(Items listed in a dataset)
Segment Open
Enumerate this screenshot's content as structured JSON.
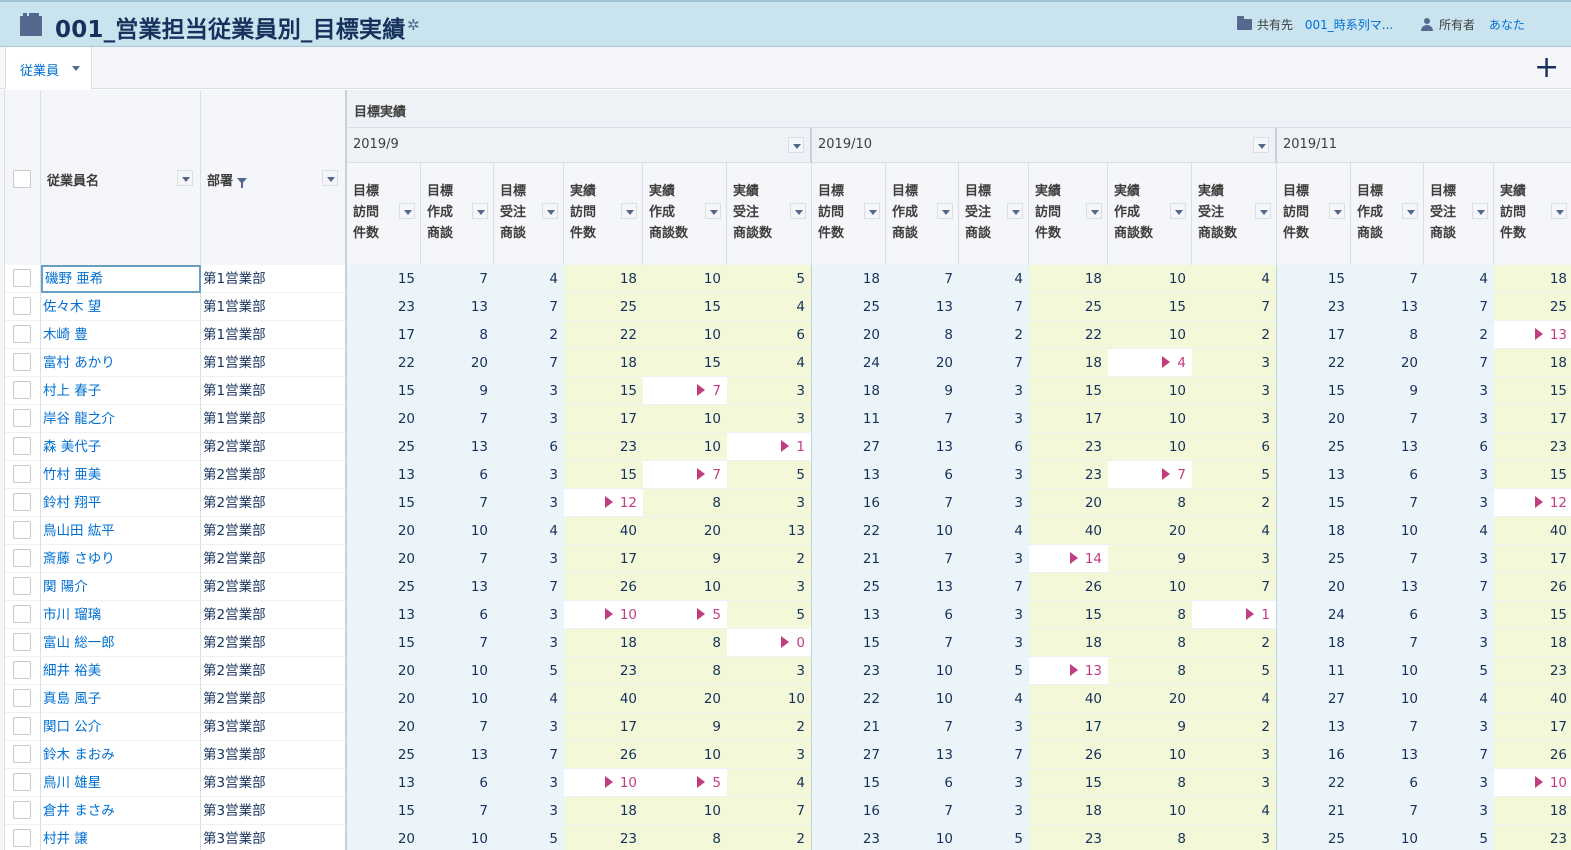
{
  "header": {
    "title": "001_営業担当従業員別_目標実績",
    "shared_label": "共有先",
    "shared_value": "001_時系列マ...",
    "owner_label": "所有者",
    "owner_value": "あなた"
  },
  "tabs": [
    {
      "label": "従業員"
    }
  ],
  "table": {
    "col_name": "従業員名",
    "col_dept": "部署",
    "group_label": "目標実績",
    "months": [
      "2019/9",
      "2019/10",
      "2019/11"
    ],
    "sub_headers": [
      [
        "目標",
        "訪問",
        "件数"
      ],
      [
        "目標",
        "作成",
        "商談"
      ],
      [
        "目標",
        "受注",
        "商談"
      ],
      [
        "実績",
        "訪問",
        "件数"
      ],
      [
        "実績",
        "作成",
        "商談数"
      ],
      [
        "実績",
        "受注",
        "商談数"
      ]
    ],
    "rows": [
      {
        "name": "磯野 亜希",
        "dept": "第1営業部",
        "v": [
          [
            15,
            7,
            4,
            18,
            10,
            5
          ],
          [
            18,
            7,
            4,
            18,
            10,
            4
          ],
          [
            15,
            7,
            4,
            18
          ]
        ],
        "alerts": []
      },
      {
        "name": "佐々木 望",
        "dept": "第1営業部",
        "v": [
          [
            23,
            13,
            7,
            25,
            15,
            4
          ],
          [
            25,
            13,
            7,
            25,
            15,
            7
          ],
          [
            23,
            13,
            7,
            25
          ]
        ],
        "alerts": []
      },
      {
        "name": "木崎 豊",
        "dept": "第1営業部",
        "v": [
          [
            17,
            8,
            2,
            22,
            10,
            6
          ],
          [
            20,
            8,
            2,
            22,
            10,
            2
          ],
          [
            17,
            8,
            2,
            13
          ]
        ],
        "alerts": [
          [
            2,
            3
          ]
        ]
      },
      {
        "name": "富村 あかり",
        "dept": "第1営業部",
        "v": [
          [
            22,
            20,
            7,
            18,
            15,
            4
          ],
          [
            24,
            20,
            7,
            18,
            4,
            3
          ],
          [
            22,
            20,
            7,
            18
          ]
        ],
        "alerts": [
          [
            1,
            4
          ]
        ]
      },
      {
        "name": "村上 春子",
        "dept": "第1営業部",
        "v": [
          [
            15,
            9,
            3,
            15,
            7,
            3
          ],
          [
            18,
            9,
            3,
            15,
            10,
            3
          ],
          [
            15,
            9,
            3,
            15
          ]
        ],
        "alerts": [
          [
            0,
            4
          ]
        ]
      },
      {
        "name": "岸谷 龍之介",
        "dept": "第1営業部",
        "v": [
          [
            20,
            7,
            3,
            17,
            10,
            3
          ],
          [
            11,
            7,
            3,
            17,
            10,
            3
          ],
          [
            20,
            7,
            3,
            17
          ]
        ],
        "alerts": []
      },
      {
        "name": "森 美代子",
        "dept": "第2営業部",
        "v": [
          [
            25,
            13,
            6,
            23,
            10,
            1
          ],
          [
            27,
            13,
            6,
            23,
            10,
            6
          ],
          [
            25,
            13,
            6,
            23
          ]
        ],
        "alerts": [
          [
            0,
            5
          ]
        ]
      },
      {
        "name": "竹村 亜美",
        "dept": "第2営業部",
        "v": [
          [
            13,
            6,
            3,
            15,
            7,
            5
          ],
          [
            13,
            6,
            3,
            23,
            7,
            5
          ],
          [
            13,
            6,
            3,
            15
          ]
        ],
        "alerts": [
          [
            0,
            4
          ],
          [
            1,
            4
          ]
        ]
      },
      {
        "name": "鈴村 翔平",
        "dept": "第2営業部",
        "v": [
          [
            15,
            7,
            3,
            12,
            8,
            3
          ],
          [
            16,
            7,
            3,
            20,
            8,
            2
          ],
          [
            15,
            7,
            3,
            12
          ]
        ],
        "alerts": [
          [
            0,
            3
          ],
          [
            2,
            3
          ]
        ]
      },
      {
        "name": "鳥山田 紘平",
        "dept": "第2営業部",
        "v": [
          [
            20,
            10,
            4,
            40,
            20,
            13
          ],
          [
            22,
            10,
            4,
            40,
            20,
            4
          ],
          [
            18,
            10,
            4,
            40
          ]
        ],
        "alerts": []
      },
      {
        "name": "斎藤 さゆり",
        "dept": "第2営業部",
        "v": [
          [
            20,
            7,
            3,
            17,
            9,
            2
          ],
          [
            21,
            7,
            3,
            14,
            9,
            3
          ],
          [
            25,
            7,
            3,
            17
          ]
        ],
        "alerts": [
          [
            1,
            3
          ]
        ]
      },
      {
        "name": "関 陽介",
        "dept": "第2営業部",
        "v": [
          [
            25,
            13,
            7,
            26,
            10,
            3
          ],
          [
            25,
            13,
            7,
            26,
            10,
            7
          ],
          [
            20,
            13,
            7,
            26
          ]
        ],
        "alerts": []
      },
      {
        "name": "市川 瑠璃",
        "dept": "第2営業部",
        "v": [
          [
            13,
            6,
            3,
            10,
            5,
            5
          ],
          [
            13,
            6,
            3,
            15,
            8,
            1
          ],
          [
            24,
            6,
            3,
            15
          ]
        ],
        "alerts": [
          [
            0,
            3
          ],
          [
            0,
            4
          ],
          [
            1,
            5
          ]
        ]
      },
      {
        "name": "富山 総一郎",
        "dept": "第2営業部",
        "v": [
          [
            15,
            7,
            3,
            18,
            8,
            0
          ],
          [
            15,
            7,
            3,
            18,
            8,
            2
          ],
          [
            18,
            7,
            3,
            18
          ]
        ],
        "alerts": [
          [
            0,
            5
          ]
        ]
      },
      {
        "name": "細井 裕美",
        "dept": "第2営業部",
        "v": [
          [
            20,
            10,
            5,
            23,
            8,
            3
          ],
          [
            23,
            10,
            5,
            13,
            8,
            5
          ],
          [
            11,
            10,
            5,
            23
          ]
        ],
        "alerts": [
          [
            1,
            3
          ]
        ]
      },
      {
        "name": "真島 風子",
        "dept": "第2営業部",
        "v": [
          [
            20,
            10,
            4,
            40,
            20,
            10
          ],
          [
            22,
            10,
            4,
            40,
            20,
            4
          ],
          [
            27,
            10,
            4,
            40
          ]
        ],
        "alerts": []
      },
      {
        "name": "関口 公介",
        "dept": "第3営業部",
        "v": [
          [
            20,
            7,
            3,
            17,
            9,
            2
          ],
          [
            21,
            7,
            3,
            17,
            9,
            2
          ],
          [
            13,
            7,
            3,
            17
          ]
        ],
        "alerts": []
      },
      {
        "name": "鈴木 まおみ",
        "dept": "第3営業部",
        "v": [
          [
            25,
            13,
            7,
            26,
            10,
            3
          ],
          [
            27,
            13,
            7,
            26,
            10,
            3
          ],
          [
            16,
            13,
            7,
            26
          ]
        ],
        "alerts": []
      },
      {
        "name": "鳥川 雄星",
        "dept": "第3営業部",
        "v": [
          [
            13,
            6,
            3,
            10,
            5,
            4
          ],
          [
            15,
            6,
            3,
            15,
            8,
            3
          ],
          [
            22,
            6,
            3,
            10
          ]
        ],
        "alerts": [
          [
            0,
            3
          ],
          [
            0,
            4
          ],
          [
            2,
            3
          ]
        ]
      },
      {
        "name": "倉井 まさみ",
        "dept": "第3営業部",
        "v": [
          [
            15,
            7,
            3,
            18,
            10,
            7
          ],
          [
            16,
            7,
            3,
            18,
            10,
            4
          ],
          [
            21,
            7,
            3,
            18
          ]
        ],
        "alerts": []
      },
      {
        "name": "村井 譲",
        "dept": "第3営業部",
        "v": [
          [
            20,
            10,
            5,
            23,
            8,
            2
          ],
          [
            23,
            10,
            5,
            23,
            8,
            3
          ],
          [
            25,
            10,
            5,
            23
          ]
        ],
        "alerts": []
      }
    ]
  }
}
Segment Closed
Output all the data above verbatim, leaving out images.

Enumerate this screenshot's content as structured JSON.
{
  "header": {
    "title": "001_営業担当従業員別_目標実績",
    "shared_label": "共有先",
    "shared_value": "001_時系列マ...",
    "owner_label": "所有者",
    "owner_value": "あなた"
  },
  "tabs": [
    {
      "label": "従業員"
    }
  ],
  "table": {
    "col_name": "従業員名",
    "col_dept": "部署",
    "group_label": "目標実績",
    "months": [
      "2019/9",
      "2019/10",
      "2019/11"
    ],
    "sub_headers": [
      [
        "目標",
        "訪問",
        "件数"
      ],
      [
        "目標",
        "作成",
        "商談"
      ],
      [
        "目標",
        "受注",
        "商談"
      ],
      [
        "実績",
        "訪問",
        "件数"
      ],
      [
        "実績",
        "作成",
        "商談数"
      ],
      [
        "実績",
        "受注",
        "商談数"
      ]
    ],
    "rows": [
      {
        "name": "磯野 亜希",
        "dept": "第1営業部",
        "v": [
          [
            15,
            7,
            4,
            18,
            10,
            5
          ],
          [
            18,
            7,
            4,
            18,
            10,
            4
          ],
          [
            15,
            7,
            4,
            18
          ]
        ],
        "alerts": []
      },
      {
        "name": "佐々木 望",
        "dept": "第1営業部",
        "v": [
          [
            23,
            13,
            7,
            25,
            15,
            4
          ],
          [
            25,
            13,
            7,
            25,
            15,
            7
          ],
          [
            23,
            13,
            7,
            25
          ]
        ],
        "alerts": []
      },
      {
        "name": "木崎 豊",
        "dept": "第1営業部",
        "v": [
          [
            17,
            8,
            2,
            22,
            10,
            6
          ],
          [
            20,
            8,
            2,
            22,
            10,
            2
          ],
          [
            17,
            8,
            2,
            13
          ]
        ],
        "alerts": [
          [
            2,
            3
          ]
        ]
      },
      {
        "name": "富村 あかり",
        "dept": "第1営業部",
        "v": [
          [
            22,
            20,
            7,
            18,
            15,
            4
          ],
          [
            24,
            20,
            7,
            18,
            4,
            3
          ],
          [
            22,
            20,
            7,
            18
          ]
        ],
        "alerts": [
          [
            1,
            4
          ]
        ]
      },
      {
        "name": "村上 春子",
        "dept": "第1営業部",
        "v": [
          [
            15,
            9,
            3,
            15,
            7,
            3
          ],
          [
            18,
            9,
            3,
            15,
            10,
            3
          ],
          [
            15,
            9,
            3,
            15
          ]
        ],
        "alerts": [
          [
            0,
            4
          ]
        ]
      },
      {
        "name": "岸谷 龍之介",
        "dept": "第1営業部",
        "v": [
          [
            20,
            7,
            3,
            17,
            10,
            3
          ],
          [
            11,
            7,
            3,
            17,
            10,
            3
          ],
          [
            20,
            7,
            3,
            17
          ]
        ],
        "alerts": []
      },
      {
        "name": "森 美代子",
        "dept": "第2営業部",
        "v": [
          [
            25,
            13,
            6,
            23,
            10,
            1
          ],
          [
            27,
            13,
            6,
            23,
            10,
            6
          ],
          [
            25,
            13,
            6,
            23
          ]
        ],
        "alerts": [
          [
            0,
            5
          ]
        ]
      },
      {
        "name": "竹村 亜美",
        "dept": "第2営業部",
        "v": [
          [
            13,
            6,
            3,
            15,
            7,
            5
          ],
          [
            13,
            6,
            3,
            23,
            7,
            5
          ],
          [
            13,
            6,
            3,
            15
          ]
        ],
        "alerts": [
          [
            0,
            4
          ],
          [
            1,
            4
          ]
        ]
      },
      {
        "name": "鈴村 翔平",
        "dept": "第2営業部",
        "v": [
          [
            15,
            7,
            3,
            12,
            8,
            3
          ],
          [
            16,
            7,
            3,
            20,
            8,
            2
          ],
          [
            15,
            7,
            3,
            12
          ]
        ],
        "alerts": [
          [
            0,
            3
          ],
          [
            2,
            3
          ]
        ]
      },
      {
        "name": "鳥山田 紘平",
        "dept": "第2営業部",
        "v": [
          [
            20,
            10,
            4,
            40,
            20,
            13
          ],
          [
            22,
            10,
            4,
            40,
            20,
            4
          ],
          [
            18,
            10,
            4,
            40
          ]
        ],
        "alerts": []
      },
      {
        "name": "斎藤 さゆり",
        "dept": "第2営業部",
        "v": [
          [
            20,
            7,
            3,
            17,
            9,
            2
          ],
          [
            21,
            7,
            3,
            14,
            9,
            3
          ],
          [
            25,
            7,
            3,
            17
          ]
        ],
        "alerts": [
          [
            1,
            3
          ]
        ]
      },
      {
        "name": "関 陽介",
        "dept": "第2営業部",
        "v": [
          [
            25,
            13,
            7,
            26,
            10,
            3
          ],
          [
            25,
            13,
            7,
            26,
            10,
            7
          ],
          [
            20,
            13,
            7,
            26
          ]
        ],
        "alerts": []
      },
      {
        "name": "市川 瑠璃",
        "dept": "第2営業部",
        "v": [
          [
            13,
            6,
            3,
            10,
            5,
            5
          ],
          [
            13,
            6,
            3,
            15,
            8,
            1
          ],
          [
            24,
            6,
            3,
            15
          ]
        ],
        "alerts": [
          [
            0,
            3
          ],
          [
            0,
            4
          ],
          [
            1,
            5
          ]
        ]
      },
      {
        "name": "富山 総一郎",
        "dept": "第2営業部",
        "v": [
          [
            15,
            7,
            3,
            18,
            8,
            0
          ],
          [
            15,
            7,
            3,
            18,
            8,
            2
          ],
          [
            18,
            7,
            3,
            18
          ]
        ],
        "alerts": [
          [
            0,
            5
          ]
        ]
      },
      {
        "name": "細井 裕美",
        "dept": "第2営業部",
        "v": [
          [
            20,
            10,
            5,
            23,
            8,
            3
          ],
          [
            23,
            10,
            5,
            13,
            8,
            5
          ],
          [
            11,
            10,
            5,
            23
          ]
        ],
        "alerts": [
          [
            1,
            3
          ]
        ]
      },
      {
        "name": "真島 風子",
        "dept": "第2営業部",
        "v": [
          [
            20,
            10,
            4,
            40,
            20,
            10
          ],
          [
            22,
            10,
            4,
            40,
            20,
            4
          ],
          [
            27,
            10,
            4,
            40
          ]
        ],
        "alerts": []
      },
      {
        "name": "関口 公介",
        "dept": "第3営業部",
        "v": [
          [
            20,
            7,
            3,
            17,
            9,
            2
          ],
          [
            21,
            7,
            3,
            17,
            9,
            2
          ],
          [
            13,
            7,
            3,
            17
          ]
        ],
        "alerts": []
      },
      {
        "name": "鈴木 まおみ",
        "dept": "第3営業部",
        "v": [
          [
            25,
            13,
            7,
            26,
            10,
            3
          ],
          [
            27,
            13,
            7,
            26,
            10,
            3
          ],
          [
            16,
            13,
            7,
            26
          ]
        ],
        "alerts": []
      },
      {
        "name": "鳥川 雄星",
        "dept": "第3営業部",
        "v": [
          [
            13,
            6,
            3,
            10,
            5,
            4
          ],
          [
            15,
            6,
            3,
            15,
            8,
            3
          ],
          [
            22,
            6,
            3,
            10
          ]
        ],
        "alerts": [
          [
            0,
            3
          ],
          [
            0,
            4
          ],
          [
            2,
            3
          ]
        ]
      },
      {
        "name": "倉井 まさみ",
        "dept": "第3営業部",
        "v": [
          [
            15,
            7,
            3,
            18,
            10,
            7
          ],
          [
            16,
            7,
            3,
            18,
            10,
            4
          ],
          [
            21,
            7,
            3,
            18
          ]
        ],
        "alerts": []
      },
      {
        "name": "村井 譲",
        "dept": "第3営業部",
        "v": [
          [
            20,
            10,
            5,
            23,
            8,
            2
          ],
          [
            23,
            10,
            5,
            23,
            8,
            3
          ],
          [
            25,
            10,
            5,
            23
          ]
        ],
        "alerts": []
      }
    ]
  }
}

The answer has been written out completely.